The soybean complex was mixed to mostly lower on Friday, with most areas trading moderately lower for most of the day before almost breaking even at the close. May soybeans closed 1/2 cent lower at $16.68 and July beans closed 1 1/2 cents lower at $16.45 and 3/4. May Bean Meal closed $2.90 higher, recouping most of Thursday’s losses. May Soybean Oil closed 234 points lower at $72.29. Soybean futures saw movement in spread trading with downside movement in nearby contracts. Soybean meal is trading higher, recouping most of Thursday’s losses so far. Soybean oil is lower considering the global demand picture. Crude oil prices are trading higher which could support soybean oil into the close. Export demand for US soybeans was mostly positive this week, which limited the downward pressure on the market. Light rains in South America could impact the soybean complex but will likely have a larger impact on the corn market. Traders will be turning to US weather over the next two weeks to monitor planting conditions. US soybeans are competitively priced in the global market and well positioned for trade as China announced yesterday that it intends to continue importing products despite isolated COVID-related lockdowns. Long-term Chinese demand is in question with higher planting expectations for trading partner. The loss of the Ukrainian sunflower crop remains optimistic, especially for soybean oil.
Corn futures were mixed with losses in nearby contracts. Corn closed 12 3/4 cents lower at $7.41 and 3/4 and the July contract closed 6 1/4 cents lower at $7.12 and 1/2. The market saw slight downward trading overnight which carried over into the session. Corn futures continue to bob, bouncing between Russian and Ukrainian peace talks and Russian aggression in the Black Sea region. Trade expectations with China remain uncertain amid trading partner COVID lockdowns and shifting global grain availability. The market is also watching the weather in South America as the safrinha crop in Brazil and Argentina needs moisture. The long-term prospects for the US corn market remain strong given the expected loss of Ukrainian corn exports. That opens the door for more US exports, particularly to China. Strong ethanol supply keeps margins thin amid limited demand as drivers travel less and see gas prices rise. Markets will be watching reactions to the Federal Reserve raising short-term interest rates.

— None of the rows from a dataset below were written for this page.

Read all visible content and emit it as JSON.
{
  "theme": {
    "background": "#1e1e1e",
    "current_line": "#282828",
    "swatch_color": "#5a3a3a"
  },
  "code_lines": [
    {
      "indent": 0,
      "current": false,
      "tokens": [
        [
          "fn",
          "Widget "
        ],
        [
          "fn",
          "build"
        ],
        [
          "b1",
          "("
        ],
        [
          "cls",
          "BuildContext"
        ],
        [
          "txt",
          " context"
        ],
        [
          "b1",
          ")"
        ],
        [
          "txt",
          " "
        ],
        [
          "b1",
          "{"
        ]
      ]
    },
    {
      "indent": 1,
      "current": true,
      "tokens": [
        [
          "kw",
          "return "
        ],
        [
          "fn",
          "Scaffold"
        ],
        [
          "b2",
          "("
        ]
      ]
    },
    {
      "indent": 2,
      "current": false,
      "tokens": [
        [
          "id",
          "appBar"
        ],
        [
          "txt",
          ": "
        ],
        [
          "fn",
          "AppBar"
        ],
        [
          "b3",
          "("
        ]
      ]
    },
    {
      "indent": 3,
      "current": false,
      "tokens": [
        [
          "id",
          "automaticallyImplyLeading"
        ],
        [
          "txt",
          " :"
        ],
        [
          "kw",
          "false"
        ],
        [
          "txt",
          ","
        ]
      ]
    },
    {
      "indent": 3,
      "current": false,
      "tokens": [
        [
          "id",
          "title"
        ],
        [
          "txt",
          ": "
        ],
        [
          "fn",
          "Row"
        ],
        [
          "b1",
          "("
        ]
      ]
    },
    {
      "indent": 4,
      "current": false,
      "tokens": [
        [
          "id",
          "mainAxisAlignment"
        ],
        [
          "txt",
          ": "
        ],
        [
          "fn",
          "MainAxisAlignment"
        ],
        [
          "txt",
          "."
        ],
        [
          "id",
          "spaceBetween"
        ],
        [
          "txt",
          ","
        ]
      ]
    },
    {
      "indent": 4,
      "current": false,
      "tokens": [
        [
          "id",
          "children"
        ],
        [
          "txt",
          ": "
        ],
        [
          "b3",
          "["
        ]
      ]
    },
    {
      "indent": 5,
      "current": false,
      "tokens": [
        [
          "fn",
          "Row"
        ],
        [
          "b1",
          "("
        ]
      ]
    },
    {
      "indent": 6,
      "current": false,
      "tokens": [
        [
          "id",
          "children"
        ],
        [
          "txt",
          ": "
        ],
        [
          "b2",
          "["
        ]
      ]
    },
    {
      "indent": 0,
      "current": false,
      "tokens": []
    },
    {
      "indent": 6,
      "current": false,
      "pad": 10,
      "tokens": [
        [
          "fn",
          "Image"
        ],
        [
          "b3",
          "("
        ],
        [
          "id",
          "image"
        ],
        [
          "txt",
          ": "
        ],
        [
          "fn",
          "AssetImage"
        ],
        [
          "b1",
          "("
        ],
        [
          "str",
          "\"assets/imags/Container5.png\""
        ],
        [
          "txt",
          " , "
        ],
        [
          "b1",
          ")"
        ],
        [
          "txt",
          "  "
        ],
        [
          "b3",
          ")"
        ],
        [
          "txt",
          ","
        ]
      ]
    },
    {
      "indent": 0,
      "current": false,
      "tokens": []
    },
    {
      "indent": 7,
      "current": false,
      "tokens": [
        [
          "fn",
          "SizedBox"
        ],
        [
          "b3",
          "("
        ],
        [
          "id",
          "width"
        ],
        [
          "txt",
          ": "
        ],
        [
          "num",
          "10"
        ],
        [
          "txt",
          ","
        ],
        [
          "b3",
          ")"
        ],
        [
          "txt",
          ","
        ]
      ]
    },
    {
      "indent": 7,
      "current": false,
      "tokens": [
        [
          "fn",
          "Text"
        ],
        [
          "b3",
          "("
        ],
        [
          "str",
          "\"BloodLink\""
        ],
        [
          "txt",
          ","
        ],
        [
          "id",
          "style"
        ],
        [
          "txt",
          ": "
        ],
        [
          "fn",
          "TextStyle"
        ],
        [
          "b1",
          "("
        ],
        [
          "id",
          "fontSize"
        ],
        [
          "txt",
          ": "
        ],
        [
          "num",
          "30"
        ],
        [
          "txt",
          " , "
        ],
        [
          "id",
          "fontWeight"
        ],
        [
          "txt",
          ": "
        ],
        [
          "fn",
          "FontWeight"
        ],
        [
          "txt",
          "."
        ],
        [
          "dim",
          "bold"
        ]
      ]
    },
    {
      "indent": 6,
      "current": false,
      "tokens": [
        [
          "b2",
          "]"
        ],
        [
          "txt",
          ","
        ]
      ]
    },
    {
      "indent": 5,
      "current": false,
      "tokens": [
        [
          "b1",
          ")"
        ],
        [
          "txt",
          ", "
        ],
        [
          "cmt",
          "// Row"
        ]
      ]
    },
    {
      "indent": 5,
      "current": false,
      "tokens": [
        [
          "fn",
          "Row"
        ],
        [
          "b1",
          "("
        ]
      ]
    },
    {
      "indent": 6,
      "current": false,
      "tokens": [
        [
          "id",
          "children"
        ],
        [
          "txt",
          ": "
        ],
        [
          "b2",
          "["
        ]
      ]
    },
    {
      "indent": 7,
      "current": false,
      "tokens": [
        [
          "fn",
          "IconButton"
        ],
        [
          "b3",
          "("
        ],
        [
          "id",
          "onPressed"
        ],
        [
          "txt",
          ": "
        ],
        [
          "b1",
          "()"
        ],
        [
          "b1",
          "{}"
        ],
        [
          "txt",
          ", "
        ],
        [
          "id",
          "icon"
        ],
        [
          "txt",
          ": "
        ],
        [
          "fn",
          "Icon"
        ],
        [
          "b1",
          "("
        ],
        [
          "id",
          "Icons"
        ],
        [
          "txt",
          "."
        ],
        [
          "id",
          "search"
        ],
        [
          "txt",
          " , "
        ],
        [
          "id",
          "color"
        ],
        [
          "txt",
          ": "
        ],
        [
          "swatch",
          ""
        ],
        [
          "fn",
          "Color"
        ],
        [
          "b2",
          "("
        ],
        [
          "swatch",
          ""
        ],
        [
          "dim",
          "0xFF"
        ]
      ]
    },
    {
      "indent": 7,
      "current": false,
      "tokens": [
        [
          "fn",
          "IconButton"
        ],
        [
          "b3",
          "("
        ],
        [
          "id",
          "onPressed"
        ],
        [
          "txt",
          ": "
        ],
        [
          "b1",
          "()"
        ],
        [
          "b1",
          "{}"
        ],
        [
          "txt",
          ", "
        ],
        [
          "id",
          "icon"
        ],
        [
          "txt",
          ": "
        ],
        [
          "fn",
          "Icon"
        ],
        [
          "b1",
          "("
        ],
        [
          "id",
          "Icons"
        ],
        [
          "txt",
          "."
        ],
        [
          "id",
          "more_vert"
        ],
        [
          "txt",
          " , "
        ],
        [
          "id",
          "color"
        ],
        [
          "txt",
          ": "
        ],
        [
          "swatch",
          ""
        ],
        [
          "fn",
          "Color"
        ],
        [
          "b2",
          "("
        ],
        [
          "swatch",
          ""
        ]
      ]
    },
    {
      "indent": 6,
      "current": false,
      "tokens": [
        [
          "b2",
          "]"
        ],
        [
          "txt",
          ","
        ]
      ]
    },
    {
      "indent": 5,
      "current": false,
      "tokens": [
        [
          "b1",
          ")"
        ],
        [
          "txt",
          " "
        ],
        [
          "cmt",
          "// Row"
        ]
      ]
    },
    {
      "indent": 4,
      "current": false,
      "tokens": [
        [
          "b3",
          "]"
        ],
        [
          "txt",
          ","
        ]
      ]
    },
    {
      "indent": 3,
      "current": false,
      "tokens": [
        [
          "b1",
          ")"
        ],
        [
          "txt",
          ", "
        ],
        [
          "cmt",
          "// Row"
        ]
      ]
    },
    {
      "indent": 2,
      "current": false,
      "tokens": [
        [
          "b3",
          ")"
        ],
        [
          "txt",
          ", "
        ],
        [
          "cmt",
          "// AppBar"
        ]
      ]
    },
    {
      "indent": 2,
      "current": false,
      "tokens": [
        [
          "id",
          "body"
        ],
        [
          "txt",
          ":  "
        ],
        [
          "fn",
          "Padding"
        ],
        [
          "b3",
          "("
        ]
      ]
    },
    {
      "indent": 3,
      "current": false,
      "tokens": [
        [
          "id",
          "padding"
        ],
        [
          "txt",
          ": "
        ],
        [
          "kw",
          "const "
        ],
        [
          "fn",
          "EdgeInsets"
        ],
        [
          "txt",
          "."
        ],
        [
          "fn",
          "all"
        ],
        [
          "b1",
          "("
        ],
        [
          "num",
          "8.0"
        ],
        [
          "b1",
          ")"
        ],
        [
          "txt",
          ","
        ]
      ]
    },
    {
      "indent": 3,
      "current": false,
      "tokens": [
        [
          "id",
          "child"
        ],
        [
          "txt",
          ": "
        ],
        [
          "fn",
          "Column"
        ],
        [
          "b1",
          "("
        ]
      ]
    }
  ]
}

Expected frosts in Texas, which already grows nearly a quarter of that state’s corn crop, could have a minor impact on the market. Harvest conditions and planting weather are becoming a bigger factor in the market as we head into April.
Wheat futures maintained their wild trend, closing sharply lower on the day as they tracked humidity in the prairie states, which were hit hard by the winter drought. May Chicago led the way down – shedding 34 and 1/4 cents at $1063 and 3/4, May Kansas City closed 21 3/4 cents lower at $10.70 and 1/2, and May Minneapolis closed 18 3/4 cents lower at $10.60 and 1/4. The market continues to monitor developments in the Russian-Ukrainian conflict. The complex has been on a whirlwind roller coaster ride, trading significantly lower on the rumble of peace talks and significantly higher on Russian advances. Some traders may pull out of the market towards the end of the week to clear their positions over the weekend. May’s Chicago contract led the way down, losing almost 30 cents after midday. Grain markets across the board continue to have a few wild cards that are difficult to explain: the impact of inflation on grains and the impact of a Federal Reserve raising short-term interest rates for the first time since 2018.
https://brownfieldagnews.com/market-news/grains-close-week-on-mixed-to-lower-action/ Grains close the week with mixed to lesser effect